The defence is now rarely used due to the introduction of Section 52 Diminished Responsibility, Coroners and Justice Act 2009. Insanity was mainly used for murder (to avoid the death sentence) but the uncertainty of the hospital sentence means Diminished Responsibility was more appealing due to the avoidance of the mandatory life sentence. Also, the two defences are similar and so in some ways can be swapped for one another. For example, both require impairment and both require some form of medical condition.
The McNaughten rules are subject to intense criticisms, mainly from the medical profession. The rules are based on an outdated psychology from the 1840s that excludes people that should be acquitted. Currently there is a huge disparity between the legal definition and that stated by the medical profession. For example, in law, someone could be labelled insane by virtue of his epilepsy (R v Sullivan), diabetes and even sleepwalking. Clearly, this wouldn't satisfy the medical definition or even by the common public.
In terms of criticisms for the defence of intoxication it is clear that Majewski takes most of it. The case tells is the defendant may have a partial defence in voluntary intoxication provided he committed a specific intent crime. Also that the is no defence if the crime is of basic intent, as by getting intoxicated satisfies the recklessness needed. While it is widely recognised that intoxication can negate a specific intent crime, it begs the question that surely it should also be capable of negating a basic intent one?
Further, while most specific intent crimes have a fall back offence which an intoxicated defendant can be convicted or (Section 18 me Section 20 Offences Against the Person Act 1861), however, some don't such as theft. In such a case the defendant could escape conviction completely if he lacks the Mens Rea for the specific intent crime. All of this leaved Majewski illogical in its approach.
One significant reform proposition came from the Butler Committee in 1975 on Mentally Abnormal Offenders which said major reform was necessary. They recommended the introduction of a new verdict "not guilty by reason of mental disorder" which would apply when the defendant was unable to form the Mens Rea due to a mental disorder or when the defendant was aware of his actions but was suffering from a severe mental disorder.
These reforms were ignored, but the Draft Criminal Code Bill (1989) by the law commission did incorporate some of them in clashes 35 and 36. According to Clarkson and Keating, these proposals would be a significant improvement on the present law, as they would avoid the offensive stigma of the insanity label and they will bring the legal definition more in line with medical terminology.
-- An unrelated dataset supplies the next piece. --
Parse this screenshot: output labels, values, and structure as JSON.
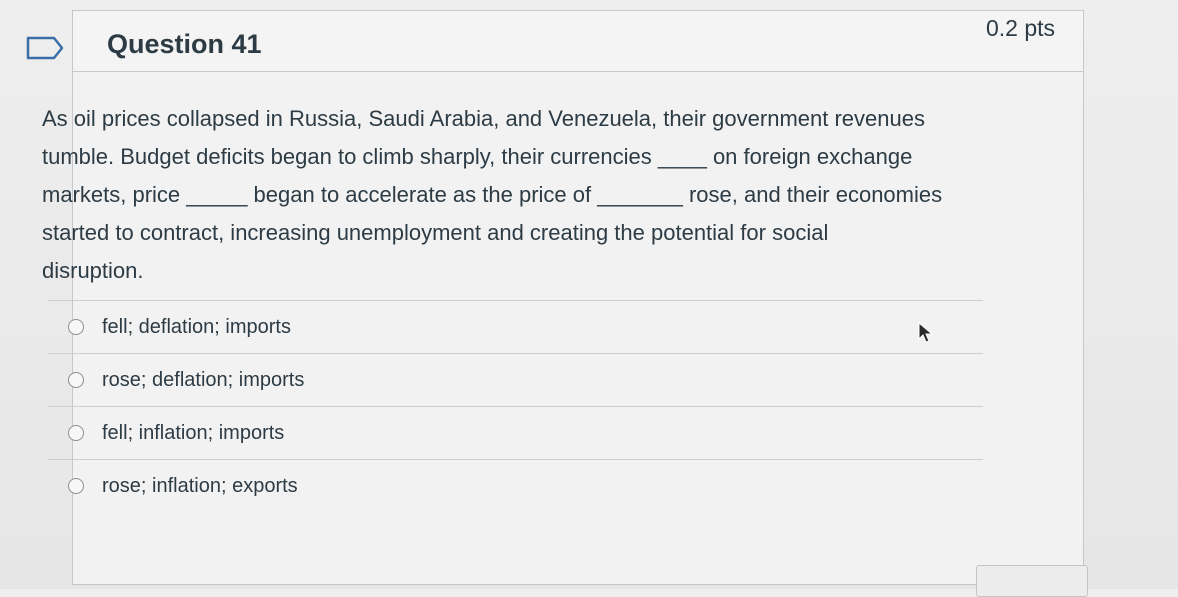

Reforms: Part Three.The law commission released a new report in 2013 suggesting a new verdict of "not criminally responsible by reason of recognised medical condition". This would apply when the defendant cannot form a rational judgment or when they don't know what they were doing was wrong (morally and legally) or when they cannot control their body (solving the problem of volitional factors being excluded).